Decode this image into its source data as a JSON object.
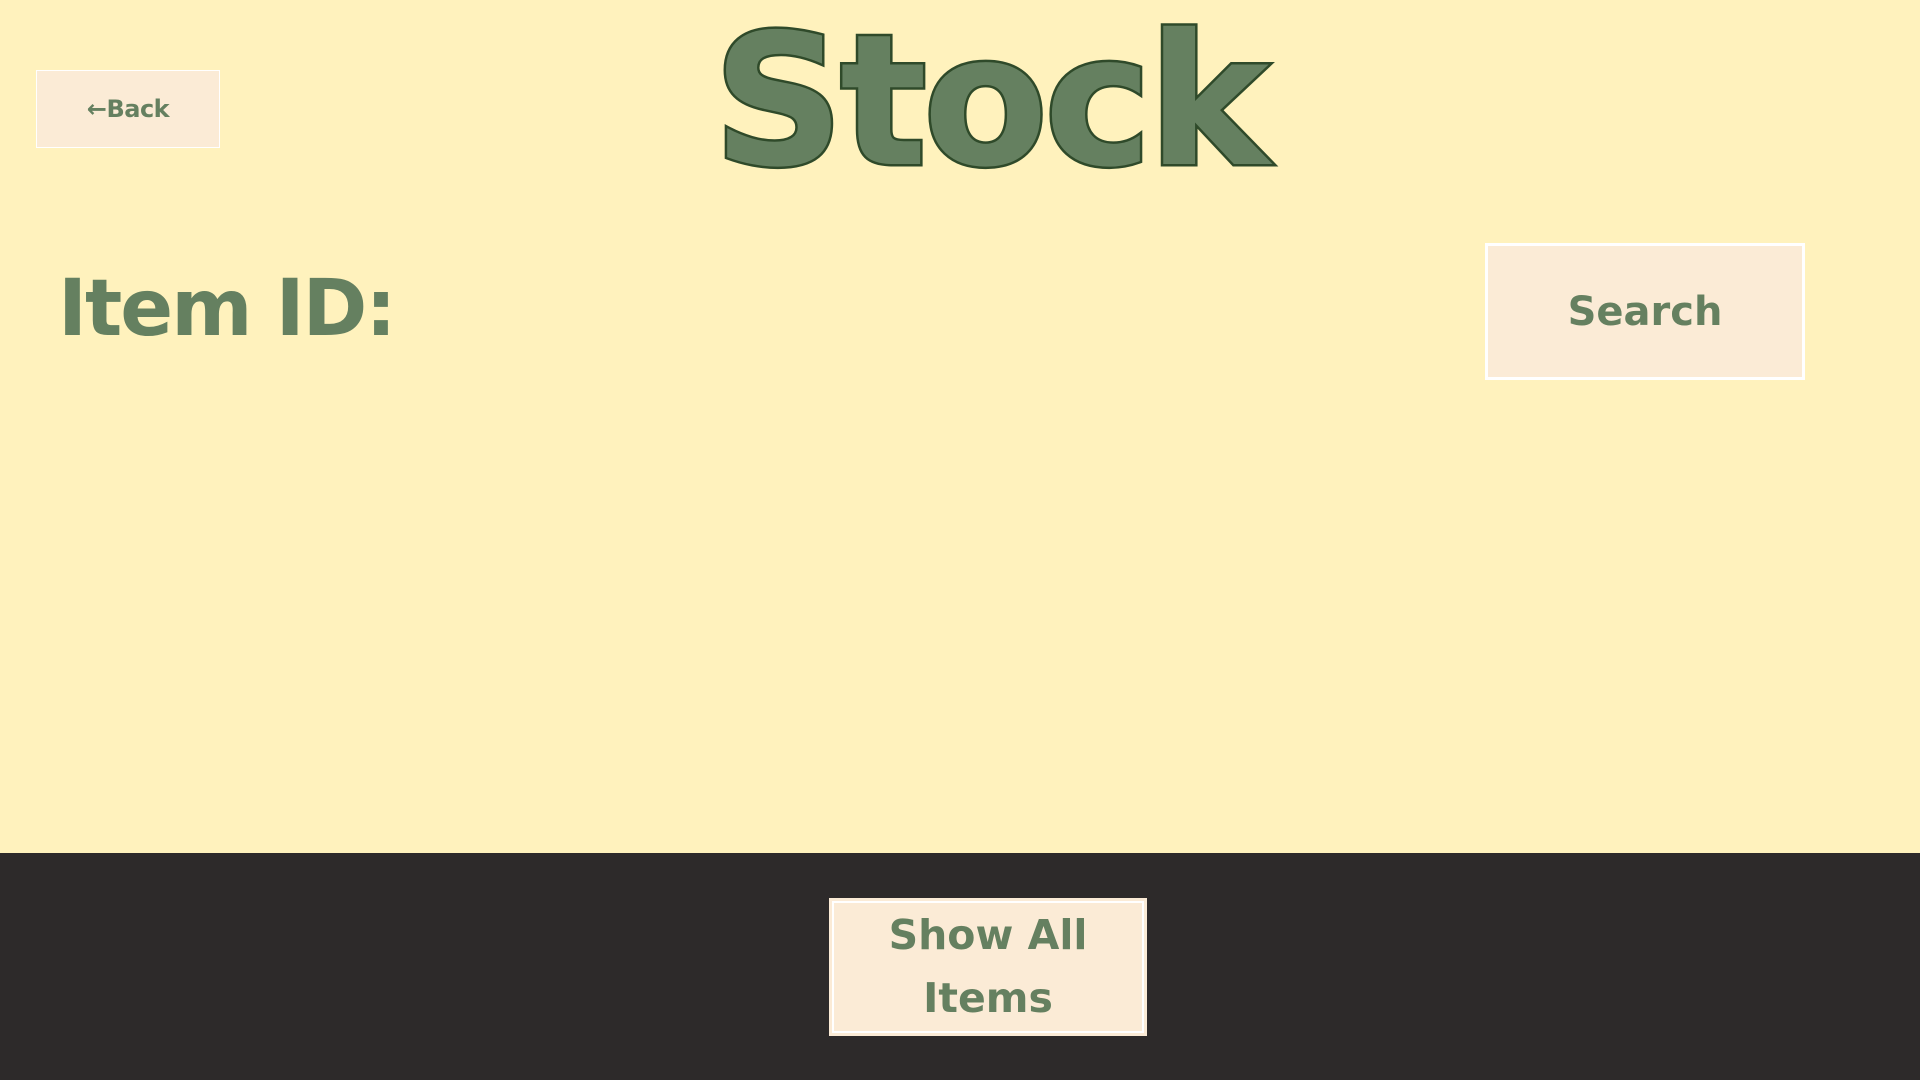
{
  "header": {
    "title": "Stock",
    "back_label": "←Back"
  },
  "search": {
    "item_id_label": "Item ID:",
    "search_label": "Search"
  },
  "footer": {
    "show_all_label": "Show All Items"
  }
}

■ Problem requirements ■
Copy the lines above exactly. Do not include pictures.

■ Solution below ■
Decode this image into its source data as a JSON object.
{
  "header": {
    "title": "Stock",
    "back_label": "←Back"
  },
  "search": {
    "item_id_label": "Item ID:",
    "search_label": "Search"
  },
  "footer": {
    "show_all_label": "Show All Items"
  }
}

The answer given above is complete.